Being diabetic is a full-time job
Insulin is a hormone that helps control your body’s blood sugar levels. If your body doesn’t produce enough insulin or cells stop responding to insulin, too much sugar remains in your bloodstream leading to serious health problems over time, including potentially irreversible damage to the eyes, kidneys and other organ systems.
Liezl had to learn to inject herself with insulin at only seven years old. “My mother made my teachers aware that I had diabetes and I did my injections in the offices at the school. I always had to have insulin with me, from such a young age. Being a diabetic is a full time job. It’s a responsibility that comes too soon and the consequences may come when it’s too late,” she says.
“Diabetes can be a great journey or a terrible journey depending on how you see it and how you manage it. Emotionally, it can get really tough. I want to help people understand what it is like to be diabetic and, if you are diabetic, how important it is to look after your health and do everything possible to avoid complications,” Liezl says.
With the medicines available these days, along with regular exercise and a healthy diet as advised by your treating doctor, diabetes can be very well controlled. There are many new oral or injectable medicines, as well as insulin pumps to help diabetics keep their blood sugar levels stable. If you are diabetic, it is especially important to be aware of your blood sugar levels and be consistent with managing the condition. No one chooses to be diabetic, and it is often emotionally difficult to come to terms with a diagnosis and to learn how to control your blood sugar.
Poorly controlled diabetes has lifelong consequences
“As somebody who has walked this path, I take blood sugar control seriously now. When I was a teenager, there was a time when I felt isolated because of my condition and, like a teenager, I rebelled against my diabetes and didn’t take the care I knew I should with my diet and monitoring my blood sugar to stay within safe levels,” Liezl says.
“You think diabetes is just about sugar, but there is so much more to it than that and every organ in your body is affected when the condition is not properly controlled because it damages your blood vessels. In my case, as a result of the damage caused in my teens, by the age of 20 I had developed kidney failure and impaired vision. I wasn’t managing my diabetes well enough all those years ago, and now I can’t reverse the damage it caused,” Liezl shares.
The ‘sweet spot’ for blood glucose levels
Persons living with diabetes should monitor their blood sugar levels closely. Sometimes patients learn to recognise the symptoms when their blood sugar is high, which is known as hyperglycaemia, or too low, known as hypoglycaemia, however there are several ways to accurately test and this should become part of your daily life to manage diabetes.
The treating healthcare practitioner will recommend specific target blood glucose levels for persons living with diabetes according to an individualised risk-benefit analysis.
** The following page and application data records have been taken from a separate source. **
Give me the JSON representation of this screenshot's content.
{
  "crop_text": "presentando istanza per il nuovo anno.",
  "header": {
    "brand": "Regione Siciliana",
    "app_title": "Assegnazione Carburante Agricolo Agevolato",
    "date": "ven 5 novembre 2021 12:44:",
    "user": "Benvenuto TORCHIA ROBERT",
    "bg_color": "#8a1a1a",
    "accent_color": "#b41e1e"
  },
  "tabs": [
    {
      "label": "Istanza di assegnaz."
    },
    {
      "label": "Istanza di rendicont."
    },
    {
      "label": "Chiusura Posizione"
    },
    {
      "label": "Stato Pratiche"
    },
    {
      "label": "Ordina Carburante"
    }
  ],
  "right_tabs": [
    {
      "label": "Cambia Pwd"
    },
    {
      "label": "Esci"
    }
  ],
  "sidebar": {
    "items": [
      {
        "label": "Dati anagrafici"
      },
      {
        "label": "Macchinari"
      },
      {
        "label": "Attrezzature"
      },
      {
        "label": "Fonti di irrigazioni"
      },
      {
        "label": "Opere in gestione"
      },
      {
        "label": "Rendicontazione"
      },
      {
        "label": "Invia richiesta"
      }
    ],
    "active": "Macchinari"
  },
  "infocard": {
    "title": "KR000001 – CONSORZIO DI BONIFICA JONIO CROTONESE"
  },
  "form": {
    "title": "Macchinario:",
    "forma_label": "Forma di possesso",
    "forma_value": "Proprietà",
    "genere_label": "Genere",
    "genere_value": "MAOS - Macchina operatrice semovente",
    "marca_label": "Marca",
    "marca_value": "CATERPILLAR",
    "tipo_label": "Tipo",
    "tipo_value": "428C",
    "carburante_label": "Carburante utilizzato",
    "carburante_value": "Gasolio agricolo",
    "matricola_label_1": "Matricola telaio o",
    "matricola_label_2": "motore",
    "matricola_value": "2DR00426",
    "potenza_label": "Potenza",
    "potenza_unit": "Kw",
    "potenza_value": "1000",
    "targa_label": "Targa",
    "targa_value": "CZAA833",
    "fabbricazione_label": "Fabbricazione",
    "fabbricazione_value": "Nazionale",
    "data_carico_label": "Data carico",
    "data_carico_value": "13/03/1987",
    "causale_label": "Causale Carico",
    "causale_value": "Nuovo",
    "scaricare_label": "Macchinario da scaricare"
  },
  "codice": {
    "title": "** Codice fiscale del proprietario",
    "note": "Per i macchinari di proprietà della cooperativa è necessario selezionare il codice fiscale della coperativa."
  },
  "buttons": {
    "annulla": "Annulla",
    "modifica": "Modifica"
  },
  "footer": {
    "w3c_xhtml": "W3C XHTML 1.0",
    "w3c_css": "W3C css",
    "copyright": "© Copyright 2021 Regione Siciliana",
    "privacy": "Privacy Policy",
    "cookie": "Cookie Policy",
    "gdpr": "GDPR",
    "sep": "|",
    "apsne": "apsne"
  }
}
For most adult patients, it is recommended that blood glucose levels should be between 4 mmol/L to 7 mmol/L if you have not eaten in several hours, and less than 10 mmol/L within one to two hours of a meal.
A glucometer measures blood glucose levels in a tiny drop of blood, which the person extracts from their finger by pricking it with a clean lancet. Nowadays technology is providing helpful tools for diabetics. Some glucometers automatically digitally record blood sugar readings. There are also insulin pumps, which continuously monitor blood glucose levels and administer the correct amount of insulin as needed, without the person having to check their blood sugar and inject themselves.